Watch this cute whale asking for food in the video below.
Video credit: BBC News
A group of Norwegian fishermen ran into a beluga whale that was wearing a tight harness with a camera attachment, triggering speculations that the animal may belong to the Russian Navy.
The crew released the animal from the straps on Sunday.
Speaking to Norway’s state broadcaster NRK, one of the fishermen said they jumped into the freezing water to help the animal.
He said: “When I was lying in the water, he came all the way up to the side, and I managed to reach the front buckle and open it.”
Photos shared by Norway’s Directorate of Fisheries on social media showed the whale with straps around its body.
“White whale off the Finnmarkkysten coast that had tight straps fastened around the body is free,” the caption read.
“Crew from the Fisheries Directorate’s Sea Service are trained to release whales from ropes and fishing gear and, together with the local fisherman Joar Hesten, they managed to liberate the whale.”
Inspector Joergen Ree Wiig of the Norwegian Directorate of Fisheries was at the scene and said the harness was branded with “equipment of St. Petersburg” and also had a camera mount.
This has led to speculation that the whale may have escaped from a Russian military facility.
Audun Rikardsen, an arctic and marine biology professor at the University of Norway, said that the Russian Navy kept whales in captivity.
“We know that in Russia they have had domestic whales in captivity and also that some of these have apparently been released. Then they often seek out boats.”
However, Russia has scoffed at the suggestions its “spy whale” had been caught snooping on the fishing vessels of a NATO country although the Defense Ministry in Moscow had previously admitted to experimenting on using these mammals for espionage.
“If this whale comes from Russia – and there is a great reason to believe it – then it is not Russian scientists, but rather the navy that has done this,” countered Martin Biuw of the Institute of Marine Research in Norway.
There has been no official comment from Moscow but denials and ridicule have been said about the thought of using whales as underwater conscripts.
Viktor Baranets, a retired colonel cited by Moskovsky Komsomolets, said: “The Norwegians would, perhaps, want to see a GRU (military intelligence) officer’s identity card attached to the (whale).”
He also accused Norway and the rest of Scandinavia of “paranoia that sees either our nuclear submarine or our divers in each floating log.”
While conceding that the whale came from Russia, he said that it most likely came from a civilian research institute in St. Petersburg.
A Twitter campaign also took shots at claims that the whale may have had military uses.

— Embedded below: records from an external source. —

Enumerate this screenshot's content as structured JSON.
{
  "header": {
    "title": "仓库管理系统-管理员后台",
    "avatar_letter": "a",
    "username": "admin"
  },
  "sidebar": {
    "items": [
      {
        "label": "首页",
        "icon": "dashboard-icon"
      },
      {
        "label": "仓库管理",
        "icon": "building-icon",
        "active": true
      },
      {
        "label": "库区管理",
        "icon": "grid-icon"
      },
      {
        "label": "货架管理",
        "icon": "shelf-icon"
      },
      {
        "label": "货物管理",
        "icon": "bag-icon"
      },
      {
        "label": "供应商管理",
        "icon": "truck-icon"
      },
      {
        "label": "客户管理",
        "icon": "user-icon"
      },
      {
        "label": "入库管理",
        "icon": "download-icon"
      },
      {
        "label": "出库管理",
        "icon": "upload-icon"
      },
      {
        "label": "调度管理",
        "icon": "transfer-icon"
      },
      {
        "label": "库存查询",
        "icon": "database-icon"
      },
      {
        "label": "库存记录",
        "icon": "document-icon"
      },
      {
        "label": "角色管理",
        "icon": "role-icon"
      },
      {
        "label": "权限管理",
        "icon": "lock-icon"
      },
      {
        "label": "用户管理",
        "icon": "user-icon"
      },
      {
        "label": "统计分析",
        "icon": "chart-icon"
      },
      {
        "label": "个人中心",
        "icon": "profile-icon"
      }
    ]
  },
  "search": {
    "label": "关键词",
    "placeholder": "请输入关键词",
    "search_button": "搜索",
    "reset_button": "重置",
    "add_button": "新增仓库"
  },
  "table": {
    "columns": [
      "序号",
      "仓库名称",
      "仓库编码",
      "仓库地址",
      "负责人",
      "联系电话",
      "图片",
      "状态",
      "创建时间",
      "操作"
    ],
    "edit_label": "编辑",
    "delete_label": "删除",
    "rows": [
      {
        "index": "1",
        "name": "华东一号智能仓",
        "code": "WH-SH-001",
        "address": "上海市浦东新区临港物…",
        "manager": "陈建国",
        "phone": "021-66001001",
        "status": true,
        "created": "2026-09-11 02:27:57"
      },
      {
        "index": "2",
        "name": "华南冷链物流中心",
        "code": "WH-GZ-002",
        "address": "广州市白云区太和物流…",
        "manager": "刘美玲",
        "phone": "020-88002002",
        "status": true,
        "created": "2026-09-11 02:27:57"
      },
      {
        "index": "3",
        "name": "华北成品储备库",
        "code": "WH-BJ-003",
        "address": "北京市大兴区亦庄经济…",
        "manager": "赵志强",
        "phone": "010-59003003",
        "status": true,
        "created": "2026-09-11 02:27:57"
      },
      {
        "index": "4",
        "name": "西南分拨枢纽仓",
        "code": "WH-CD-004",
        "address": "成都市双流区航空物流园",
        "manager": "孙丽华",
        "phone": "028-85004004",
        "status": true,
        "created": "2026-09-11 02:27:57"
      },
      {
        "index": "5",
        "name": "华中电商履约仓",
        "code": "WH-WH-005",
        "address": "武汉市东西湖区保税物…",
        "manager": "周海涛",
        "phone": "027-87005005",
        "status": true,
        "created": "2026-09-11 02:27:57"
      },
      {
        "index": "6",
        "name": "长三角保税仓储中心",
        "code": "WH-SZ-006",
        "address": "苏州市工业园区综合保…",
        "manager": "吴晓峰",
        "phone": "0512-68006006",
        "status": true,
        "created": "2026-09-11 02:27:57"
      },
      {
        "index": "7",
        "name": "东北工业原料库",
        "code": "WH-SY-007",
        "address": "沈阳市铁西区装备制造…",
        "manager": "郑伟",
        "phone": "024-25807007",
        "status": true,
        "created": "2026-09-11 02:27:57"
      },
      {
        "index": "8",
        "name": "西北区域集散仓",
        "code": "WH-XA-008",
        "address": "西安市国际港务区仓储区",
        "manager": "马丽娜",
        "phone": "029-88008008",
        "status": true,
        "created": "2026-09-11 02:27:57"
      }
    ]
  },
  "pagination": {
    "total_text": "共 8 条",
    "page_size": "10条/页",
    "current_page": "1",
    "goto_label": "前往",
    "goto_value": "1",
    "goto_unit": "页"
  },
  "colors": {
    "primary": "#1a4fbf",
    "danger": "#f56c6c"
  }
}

“A GoPro can work for a maximum of an hour in cold water. Can a white whale replace the battery and flash drive? What’s the point of putting such a useless camera on it?” according to one comment.
Another ridiculed: “The white whale could have easily bought this equipment in any military equipment shop.”
Yet two years ago, the Russian Defense Ministry’s TV station Zvezda revealed a program that involved experimenting with whales for military purposes.
Its aim was to utilize the sea mammals for underwater warfare roles including potentially killing intruders, it stated.
Last year, the Russian Academy of Scientists was reportedly awarded an honor for “outstanding research” for experiments involving sea mammals.
“Dozens of People Gathered to Help a Beached Whale Get Back Into the Ocean. They Way Whale Thanked Is Taking Internet By Storm”